* _Exercise data_:
********
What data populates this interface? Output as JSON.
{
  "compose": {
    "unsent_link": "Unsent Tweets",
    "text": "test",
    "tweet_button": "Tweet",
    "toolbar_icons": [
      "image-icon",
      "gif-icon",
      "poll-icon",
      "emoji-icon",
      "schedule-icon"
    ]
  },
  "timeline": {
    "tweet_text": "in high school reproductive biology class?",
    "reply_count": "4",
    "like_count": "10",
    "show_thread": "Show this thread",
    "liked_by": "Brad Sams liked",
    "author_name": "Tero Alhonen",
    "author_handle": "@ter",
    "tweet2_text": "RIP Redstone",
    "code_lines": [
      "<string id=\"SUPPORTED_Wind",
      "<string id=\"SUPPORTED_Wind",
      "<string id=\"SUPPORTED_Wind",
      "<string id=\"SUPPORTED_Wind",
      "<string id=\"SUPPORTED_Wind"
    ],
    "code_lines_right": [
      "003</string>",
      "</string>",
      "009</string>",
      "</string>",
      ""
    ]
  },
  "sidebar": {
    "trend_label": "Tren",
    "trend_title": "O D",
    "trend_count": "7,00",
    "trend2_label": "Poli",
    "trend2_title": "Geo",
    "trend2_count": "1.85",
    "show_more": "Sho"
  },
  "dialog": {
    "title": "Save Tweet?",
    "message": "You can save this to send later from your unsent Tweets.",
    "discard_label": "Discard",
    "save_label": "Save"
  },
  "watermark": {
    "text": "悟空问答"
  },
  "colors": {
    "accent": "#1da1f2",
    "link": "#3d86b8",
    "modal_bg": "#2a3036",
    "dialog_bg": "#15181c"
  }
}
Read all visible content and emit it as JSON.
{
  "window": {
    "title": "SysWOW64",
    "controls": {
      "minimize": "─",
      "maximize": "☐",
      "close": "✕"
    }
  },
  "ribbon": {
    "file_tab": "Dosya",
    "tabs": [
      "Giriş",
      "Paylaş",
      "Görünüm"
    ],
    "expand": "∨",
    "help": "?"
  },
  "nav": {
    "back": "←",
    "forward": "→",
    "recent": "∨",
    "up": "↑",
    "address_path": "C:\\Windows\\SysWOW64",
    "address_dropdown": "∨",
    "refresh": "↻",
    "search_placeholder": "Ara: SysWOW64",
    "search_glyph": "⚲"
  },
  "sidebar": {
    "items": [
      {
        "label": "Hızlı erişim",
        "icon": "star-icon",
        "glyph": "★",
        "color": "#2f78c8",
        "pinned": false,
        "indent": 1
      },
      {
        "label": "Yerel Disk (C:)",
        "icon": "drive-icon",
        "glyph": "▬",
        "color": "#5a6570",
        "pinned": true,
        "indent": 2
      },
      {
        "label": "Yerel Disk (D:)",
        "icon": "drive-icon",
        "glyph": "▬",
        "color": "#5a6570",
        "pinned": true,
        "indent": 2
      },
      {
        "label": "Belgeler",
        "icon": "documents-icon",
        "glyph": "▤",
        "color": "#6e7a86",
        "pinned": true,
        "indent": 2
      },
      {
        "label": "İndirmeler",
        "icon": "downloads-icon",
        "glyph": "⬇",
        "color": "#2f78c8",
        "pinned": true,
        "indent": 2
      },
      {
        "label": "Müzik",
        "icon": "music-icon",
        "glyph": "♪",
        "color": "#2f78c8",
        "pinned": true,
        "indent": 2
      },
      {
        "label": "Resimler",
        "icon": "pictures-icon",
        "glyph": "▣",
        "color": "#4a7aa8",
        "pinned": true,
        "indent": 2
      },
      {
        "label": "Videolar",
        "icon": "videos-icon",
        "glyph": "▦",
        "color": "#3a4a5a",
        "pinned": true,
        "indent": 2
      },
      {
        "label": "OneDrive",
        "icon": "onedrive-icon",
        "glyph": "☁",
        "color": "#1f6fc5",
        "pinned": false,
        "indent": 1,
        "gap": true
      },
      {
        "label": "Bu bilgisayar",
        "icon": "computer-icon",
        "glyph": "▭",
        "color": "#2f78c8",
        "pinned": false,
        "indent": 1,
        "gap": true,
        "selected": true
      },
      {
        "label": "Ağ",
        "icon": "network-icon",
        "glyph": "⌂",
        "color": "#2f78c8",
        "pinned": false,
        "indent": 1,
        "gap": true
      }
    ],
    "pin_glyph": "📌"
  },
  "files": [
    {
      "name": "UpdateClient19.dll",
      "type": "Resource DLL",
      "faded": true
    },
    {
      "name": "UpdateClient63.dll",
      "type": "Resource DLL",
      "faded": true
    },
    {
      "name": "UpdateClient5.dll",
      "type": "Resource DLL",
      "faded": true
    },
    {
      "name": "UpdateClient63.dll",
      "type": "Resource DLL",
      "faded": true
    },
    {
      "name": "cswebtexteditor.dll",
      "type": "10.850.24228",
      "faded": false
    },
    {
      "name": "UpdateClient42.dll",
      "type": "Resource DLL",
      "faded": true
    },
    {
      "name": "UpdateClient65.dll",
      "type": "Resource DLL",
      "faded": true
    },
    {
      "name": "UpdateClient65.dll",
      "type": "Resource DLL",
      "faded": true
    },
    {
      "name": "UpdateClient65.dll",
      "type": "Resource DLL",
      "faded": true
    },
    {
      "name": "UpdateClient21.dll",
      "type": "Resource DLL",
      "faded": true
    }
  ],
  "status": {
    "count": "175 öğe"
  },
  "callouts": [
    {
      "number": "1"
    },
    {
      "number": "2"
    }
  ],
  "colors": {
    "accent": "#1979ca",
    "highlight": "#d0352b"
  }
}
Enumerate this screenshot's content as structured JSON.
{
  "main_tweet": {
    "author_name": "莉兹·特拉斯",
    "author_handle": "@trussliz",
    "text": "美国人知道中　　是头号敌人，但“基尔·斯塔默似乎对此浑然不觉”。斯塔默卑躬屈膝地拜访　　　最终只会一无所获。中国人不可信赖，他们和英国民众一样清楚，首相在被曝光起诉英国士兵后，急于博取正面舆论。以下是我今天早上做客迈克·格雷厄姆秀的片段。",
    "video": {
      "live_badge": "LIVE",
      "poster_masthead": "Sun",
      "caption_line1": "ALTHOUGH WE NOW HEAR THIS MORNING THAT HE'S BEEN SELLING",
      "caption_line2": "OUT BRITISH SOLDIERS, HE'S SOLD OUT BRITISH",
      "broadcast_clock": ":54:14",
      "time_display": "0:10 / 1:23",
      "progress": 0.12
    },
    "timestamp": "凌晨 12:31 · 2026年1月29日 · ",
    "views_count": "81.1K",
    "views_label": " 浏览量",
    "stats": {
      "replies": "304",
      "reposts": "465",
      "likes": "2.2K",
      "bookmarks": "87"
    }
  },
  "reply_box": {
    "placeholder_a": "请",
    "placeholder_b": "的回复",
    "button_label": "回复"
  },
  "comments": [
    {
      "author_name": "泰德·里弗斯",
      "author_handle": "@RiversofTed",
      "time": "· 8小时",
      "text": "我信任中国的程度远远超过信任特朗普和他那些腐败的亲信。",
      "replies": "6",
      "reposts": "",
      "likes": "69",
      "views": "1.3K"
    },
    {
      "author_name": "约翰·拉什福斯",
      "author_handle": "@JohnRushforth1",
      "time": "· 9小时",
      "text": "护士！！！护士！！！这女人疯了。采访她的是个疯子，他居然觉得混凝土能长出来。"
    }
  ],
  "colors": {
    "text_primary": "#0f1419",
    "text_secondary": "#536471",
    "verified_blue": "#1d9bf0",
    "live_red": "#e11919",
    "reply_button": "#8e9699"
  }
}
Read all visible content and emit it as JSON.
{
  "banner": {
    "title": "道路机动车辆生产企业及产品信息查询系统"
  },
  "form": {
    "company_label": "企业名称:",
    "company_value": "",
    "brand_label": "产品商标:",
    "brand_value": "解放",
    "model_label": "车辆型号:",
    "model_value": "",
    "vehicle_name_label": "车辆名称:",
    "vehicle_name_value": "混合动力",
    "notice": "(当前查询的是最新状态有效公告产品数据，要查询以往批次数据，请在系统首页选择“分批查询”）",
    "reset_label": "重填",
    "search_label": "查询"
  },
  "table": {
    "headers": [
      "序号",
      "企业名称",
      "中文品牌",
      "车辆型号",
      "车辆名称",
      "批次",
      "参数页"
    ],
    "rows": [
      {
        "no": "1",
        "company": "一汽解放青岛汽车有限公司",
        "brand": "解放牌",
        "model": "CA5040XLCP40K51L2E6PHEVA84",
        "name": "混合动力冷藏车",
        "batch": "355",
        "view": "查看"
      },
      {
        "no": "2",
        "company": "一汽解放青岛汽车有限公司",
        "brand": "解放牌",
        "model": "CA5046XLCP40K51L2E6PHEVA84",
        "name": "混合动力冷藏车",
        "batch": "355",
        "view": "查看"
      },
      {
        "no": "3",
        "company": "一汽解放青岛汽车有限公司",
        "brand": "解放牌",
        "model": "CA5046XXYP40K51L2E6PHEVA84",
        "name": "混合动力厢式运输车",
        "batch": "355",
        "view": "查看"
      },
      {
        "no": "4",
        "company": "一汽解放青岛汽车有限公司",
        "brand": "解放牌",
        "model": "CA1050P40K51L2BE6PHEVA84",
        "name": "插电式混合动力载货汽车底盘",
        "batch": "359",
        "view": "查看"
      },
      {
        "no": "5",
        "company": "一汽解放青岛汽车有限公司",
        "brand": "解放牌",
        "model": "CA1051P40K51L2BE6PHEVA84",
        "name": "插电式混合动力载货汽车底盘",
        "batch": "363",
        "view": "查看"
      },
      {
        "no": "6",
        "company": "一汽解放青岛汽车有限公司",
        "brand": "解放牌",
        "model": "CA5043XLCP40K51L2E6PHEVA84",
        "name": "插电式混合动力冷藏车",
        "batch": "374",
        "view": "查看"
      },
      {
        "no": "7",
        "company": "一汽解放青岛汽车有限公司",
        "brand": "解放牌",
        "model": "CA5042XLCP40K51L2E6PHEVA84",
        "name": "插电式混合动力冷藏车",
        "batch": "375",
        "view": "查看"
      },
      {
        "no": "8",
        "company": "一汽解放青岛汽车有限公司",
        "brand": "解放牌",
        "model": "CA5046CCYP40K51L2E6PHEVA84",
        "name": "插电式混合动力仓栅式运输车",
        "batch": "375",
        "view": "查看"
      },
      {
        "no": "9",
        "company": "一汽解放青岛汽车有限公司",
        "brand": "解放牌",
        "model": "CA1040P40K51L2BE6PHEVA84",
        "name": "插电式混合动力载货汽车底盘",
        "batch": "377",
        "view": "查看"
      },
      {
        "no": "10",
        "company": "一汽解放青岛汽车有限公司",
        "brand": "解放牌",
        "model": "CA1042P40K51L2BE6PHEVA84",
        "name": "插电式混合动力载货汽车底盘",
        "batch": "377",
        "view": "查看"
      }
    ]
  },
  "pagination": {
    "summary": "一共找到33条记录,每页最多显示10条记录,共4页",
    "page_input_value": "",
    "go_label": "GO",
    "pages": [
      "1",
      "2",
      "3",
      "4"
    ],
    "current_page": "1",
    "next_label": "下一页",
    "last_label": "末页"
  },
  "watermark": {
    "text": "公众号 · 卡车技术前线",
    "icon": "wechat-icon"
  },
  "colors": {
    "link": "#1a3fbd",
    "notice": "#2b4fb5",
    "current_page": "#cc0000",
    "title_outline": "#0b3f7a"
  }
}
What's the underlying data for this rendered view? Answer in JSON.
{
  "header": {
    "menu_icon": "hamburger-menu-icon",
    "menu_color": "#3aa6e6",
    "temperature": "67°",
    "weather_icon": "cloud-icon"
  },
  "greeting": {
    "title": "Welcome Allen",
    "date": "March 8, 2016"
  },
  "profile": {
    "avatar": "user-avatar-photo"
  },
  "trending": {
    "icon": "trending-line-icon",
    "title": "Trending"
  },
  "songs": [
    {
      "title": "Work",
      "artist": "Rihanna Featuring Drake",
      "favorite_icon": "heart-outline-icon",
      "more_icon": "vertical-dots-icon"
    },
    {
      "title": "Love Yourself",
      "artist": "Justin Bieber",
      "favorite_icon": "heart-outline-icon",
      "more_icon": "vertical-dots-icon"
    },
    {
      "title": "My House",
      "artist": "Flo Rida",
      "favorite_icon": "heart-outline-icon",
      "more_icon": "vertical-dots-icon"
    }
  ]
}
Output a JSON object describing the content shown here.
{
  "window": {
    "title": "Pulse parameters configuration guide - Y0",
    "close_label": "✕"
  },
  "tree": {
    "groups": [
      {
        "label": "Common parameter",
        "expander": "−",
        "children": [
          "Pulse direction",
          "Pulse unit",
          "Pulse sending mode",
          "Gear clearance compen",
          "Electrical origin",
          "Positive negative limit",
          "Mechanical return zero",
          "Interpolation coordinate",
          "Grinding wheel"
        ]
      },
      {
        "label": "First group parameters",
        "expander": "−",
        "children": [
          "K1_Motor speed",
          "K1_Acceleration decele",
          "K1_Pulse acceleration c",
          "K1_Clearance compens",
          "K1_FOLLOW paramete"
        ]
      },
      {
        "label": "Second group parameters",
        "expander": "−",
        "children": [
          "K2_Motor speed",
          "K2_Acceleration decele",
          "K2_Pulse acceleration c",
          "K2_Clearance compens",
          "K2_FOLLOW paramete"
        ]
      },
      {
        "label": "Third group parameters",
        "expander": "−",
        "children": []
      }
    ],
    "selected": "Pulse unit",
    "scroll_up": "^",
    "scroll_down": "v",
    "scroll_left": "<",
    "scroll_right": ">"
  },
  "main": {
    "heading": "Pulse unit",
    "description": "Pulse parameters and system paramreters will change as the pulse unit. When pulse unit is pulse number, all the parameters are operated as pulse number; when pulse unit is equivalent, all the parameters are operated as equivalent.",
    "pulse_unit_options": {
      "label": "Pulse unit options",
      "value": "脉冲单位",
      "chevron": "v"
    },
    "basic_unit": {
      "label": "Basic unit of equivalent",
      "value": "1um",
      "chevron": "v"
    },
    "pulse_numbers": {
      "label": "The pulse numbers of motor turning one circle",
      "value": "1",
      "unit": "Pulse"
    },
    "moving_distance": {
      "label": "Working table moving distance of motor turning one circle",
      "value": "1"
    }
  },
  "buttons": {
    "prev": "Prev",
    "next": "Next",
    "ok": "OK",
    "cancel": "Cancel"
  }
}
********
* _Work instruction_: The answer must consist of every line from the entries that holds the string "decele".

* _Solution to the exercise_:
          "K1_Acceleration decele",
          "K2_Acceleration decele",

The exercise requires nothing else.